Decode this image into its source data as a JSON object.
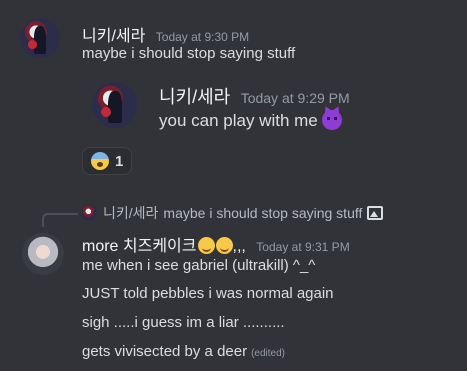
{
  "message1": {
    "username": "니키/세라",
    "timestamp": "Today at 9:30 PM",
    "content": "maybe i should stop saying stuff"
  },
  "embed": {
    "username": "니키/세라",
    "timestamp": "Today at 9:29 PM",
    "content": "you can play with me",
    "emoji": "smiling-imp-emoji"
  },
  "reaction": {
    "emoji": "fearful-face-emoji",
    "count": "1"
  },
  "reply": {
    "username": "니키/세라",
    "content": "maybe i should stop saying stuff",
    "attachment_icon": "image-icon"
  },
  "message2": {
    "username": "more 치즈케이크",
    "username_suffix": ",,,",
    "timestamp": "Today at 9:31 PM",
    "lines": [
      "me when i see gabriel (ultrakill) ^_^",
      "JUST told pebbles i was normal again",
      "sigh .....i guess im a liar ..........",
      "gets vivisected by a deer"
    ],
    "edited_label": "(edited)"
  },
  "colors": {
    "background": "#313338",
    "username": "#f2f3f5",
    "timestamp": "#949ba4",
    "text": "#dbdee1"
  }
}
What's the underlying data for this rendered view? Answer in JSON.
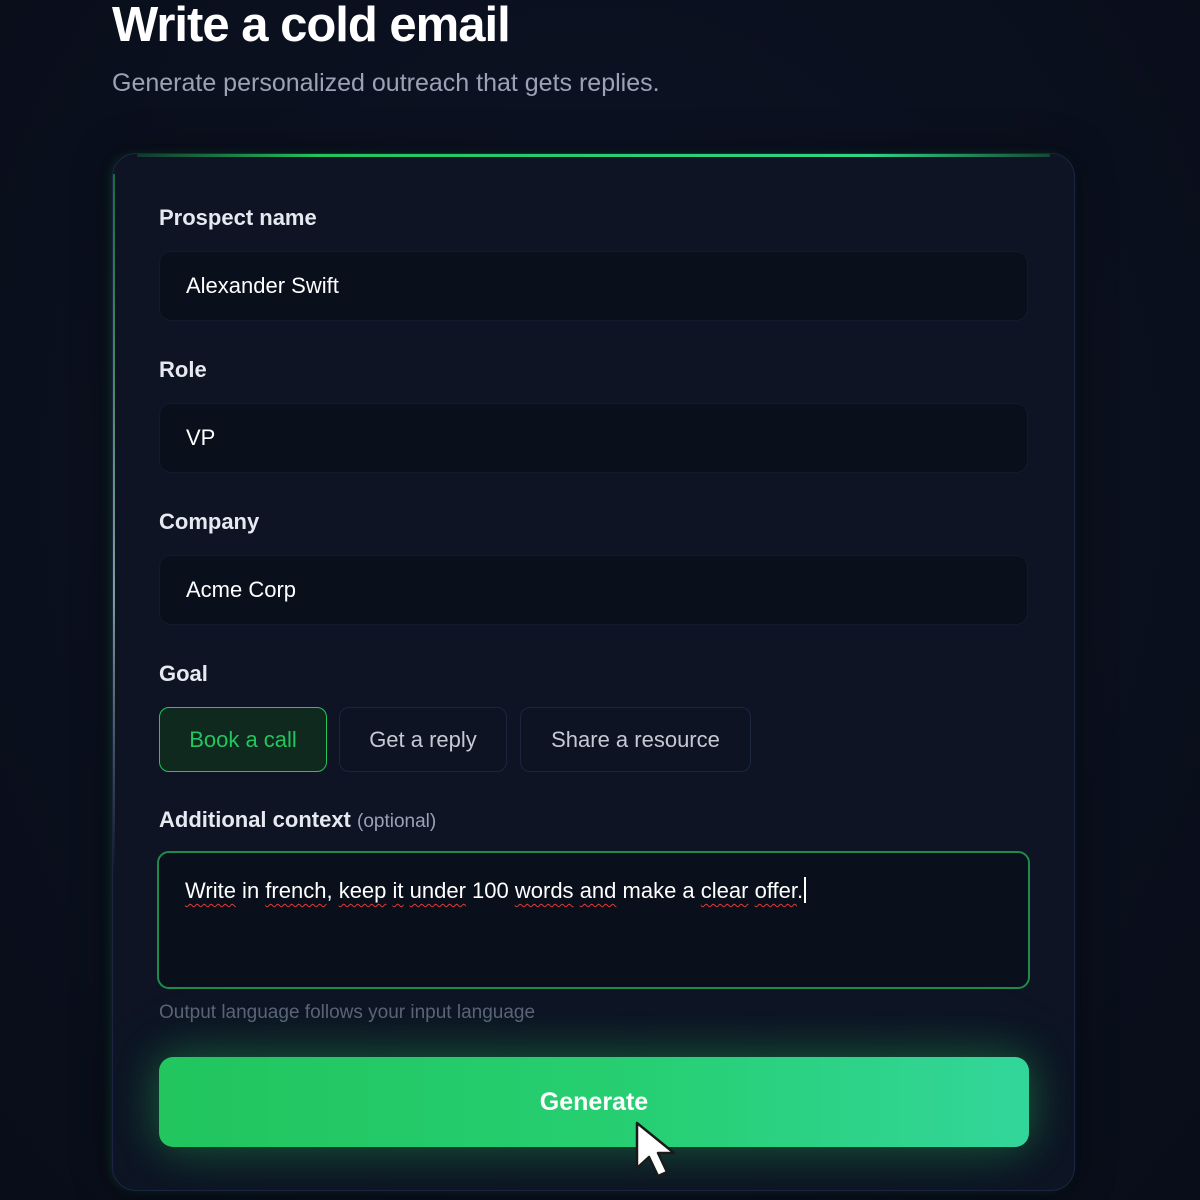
{
  "header": {
    "title": "Write a cold email",
    "subtitle": "Generate personalized outreach that gets replies."
  },
  "form": {
    "prospect_name": {
      "label": "Prospect name",
      "value": "Alexander Swift"
    },
    "role": {
      "label": "Role",
      "value": "VP"
    },
    "company": {
      "label": "Company",
      "value": "Acme Corp"
    },
    "goal": {
      "label": "Goal",
      "options": [
        "Book a call",
        "Get a reply",
        "Share a resource"
      ],
      "selected": "Book a call"
    },
    "context": {
      "label": "Additional context",
      "optional_label": "(optional)",
      "value_parts": [
        "Write",
        " in ",
        "french",
        ", ",
        "keep",
        " ",
        "it",
        " ",
        "under",
        " 100 ",
        "words",
        " ",
        "and",
        " make a ",
        "clear",
        " ",
        "offer",
        "."
      ],
      "hint": "Output language follows your input language"
    },
    "generate_label": "Generate"
  },
  "colors": {
    "accent": "#22c55e",
    "background": "#0b1020",
    "card": "#0e1424",
    "input": "#0a0f1c"
  },
  "icons": {
    "cursor": "mouse-pointer-icon"
  }
}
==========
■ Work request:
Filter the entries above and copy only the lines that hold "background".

■ Exercise result:
    "background": "#313338",
    "background": "#0b1020",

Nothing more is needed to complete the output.